  4. It is also hypoallergenic, so you don't have to worry about skin reacting due to copper or nickel content in jewelry, making the jewelry safe to wear (even if you have nickel allergies). The plating wears with time, so make sure to have a re-plating done every few years.
  5. You can rhodium plate all types of base metals such as sterling silver, yellow gold, white gold, etc.
  6. Rhodium is available in multiple colors, such as black rhodium plating, white rhodium plating, and pink rhodium plating.


  1. Rhodium jewelry is quite rare because rhodium is an expensive, precious metal, so jewelers only use trace amounts of rhodium for plating. This means rhodium plating is usually a thin layer, less durable than thicker plating.
  2. Rhodium plating wears off over time and will need to be re-plated every few years. This depends on how often you wear your plated jewelry. Rings will generally need replating more regularly than earrings or pendants that receive less contact. Also, the wearer's body chemistry can affect the rhodium's or other metals' wearing rate.
  3. A thick layer of rhodium will make your rhodium-plated jewelry look more like platinum. This may or may not be appealing to you.
  4. The shine on jewelry plated in rhodium may not be as long-lasting as jewelry created with a pure metal (for example, rhodium jewelry).
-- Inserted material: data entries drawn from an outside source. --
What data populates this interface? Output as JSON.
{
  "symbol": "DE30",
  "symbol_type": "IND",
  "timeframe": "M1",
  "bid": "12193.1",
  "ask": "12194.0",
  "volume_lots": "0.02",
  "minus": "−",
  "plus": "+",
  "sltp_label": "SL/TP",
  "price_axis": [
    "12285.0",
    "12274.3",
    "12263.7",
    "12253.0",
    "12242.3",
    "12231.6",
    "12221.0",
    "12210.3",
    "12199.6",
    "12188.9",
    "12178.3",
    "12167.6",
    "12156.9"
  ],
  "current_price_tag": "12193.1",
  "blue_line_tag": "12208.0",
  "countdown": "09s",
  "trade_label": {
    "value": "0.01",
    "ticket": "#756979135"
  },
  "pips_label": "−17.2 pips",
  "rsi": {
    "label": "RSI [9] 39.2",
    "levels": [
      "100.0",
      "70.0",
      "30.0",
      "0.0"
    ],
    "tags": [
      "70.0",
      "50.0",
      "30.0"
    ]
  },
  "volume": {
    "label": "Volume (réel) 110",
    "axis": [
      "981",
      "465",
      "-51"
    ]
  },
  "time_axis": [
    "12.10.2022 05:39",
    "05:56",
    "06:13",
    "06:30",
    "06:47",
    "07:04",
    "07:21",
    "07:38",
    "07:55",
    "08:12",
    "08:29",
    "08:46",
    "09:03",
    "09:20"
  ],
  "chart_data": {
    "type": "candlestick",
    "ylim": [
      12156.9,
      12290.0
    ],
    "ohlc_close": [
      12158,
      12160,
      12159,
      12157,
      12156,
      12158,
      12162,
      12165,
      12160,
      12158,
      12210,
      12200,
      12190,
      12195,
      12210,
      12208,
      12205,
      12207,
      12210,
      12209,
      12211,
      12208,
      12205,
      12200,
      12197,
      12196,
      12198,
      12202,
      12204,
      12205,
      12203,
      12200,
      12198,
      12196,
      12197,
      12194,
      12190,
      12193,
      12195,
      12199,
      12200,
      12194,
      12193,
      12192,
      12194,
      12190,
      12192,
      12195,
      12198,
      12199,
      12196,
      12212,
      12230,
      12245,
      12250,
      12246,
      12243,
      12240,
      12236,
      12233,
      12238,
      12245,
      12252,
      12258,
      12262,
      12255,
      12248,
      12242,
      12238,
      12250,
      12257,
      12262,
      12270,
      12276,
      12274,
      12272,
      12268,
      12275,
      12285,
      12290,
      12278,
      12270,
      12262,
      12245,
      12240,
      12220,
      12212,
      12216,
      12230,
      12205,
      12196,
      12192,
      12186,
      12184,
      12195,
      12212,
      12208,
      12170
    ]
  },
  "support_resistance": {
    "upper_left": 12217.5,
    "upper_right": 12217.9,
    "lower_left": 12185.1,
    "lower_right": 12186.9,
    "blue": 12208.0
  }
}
This is a common question for anyone considering buying jewelry plated with rhodium. The cost of the rhodium plating will depend on the type and quantity of items you need to be plated and the quality of the finish you require. Generally speaking, the cost can range from a few hundred to several thousand dollars. To get the most accurate estimate of your rhodium plating costs, we recommend contacting a professional plating facility for a quote. That way, you can be sure you're getting the best possible deal on your rhodium plating! In general, rhodium is a very costly metal since it is from the platinum family of metals. Hence, rhodium-plated jewelry is more costly than unplated pieces.


To make your rhodium-plated jewelry last longer:

  1. Avoid contact with harsh chemicals or abrasive surfaces, as this can strip the plating.
  2. Remove your rhodium-plated jewelry before swimming or showering, as chlorine, salt water, and other agents can dull the plating over time.
  3. Avoid excessive heat and extreme temperatures, as this can cause the plating to become brittle and crack.
  4. Clean your jewelry regularly with a clean, soft cloth to prevent any dirt or oils from settling into the crevices.
  5. Store your jewelry separately in a cool, dry place so that it doesn't get scratched or tangled up while not in use.


Knowing the 411 on rhodium plating can help you make an informed decision if it is the right choice for your jewelry. Whether you choose to rhodium plate or not, we hope that after reading this article, you have a better understanding of rhodium plating and its benefits and disadvantages. We wish you luck in finding the perfect jewelry pieces for your collection! Happy shopping!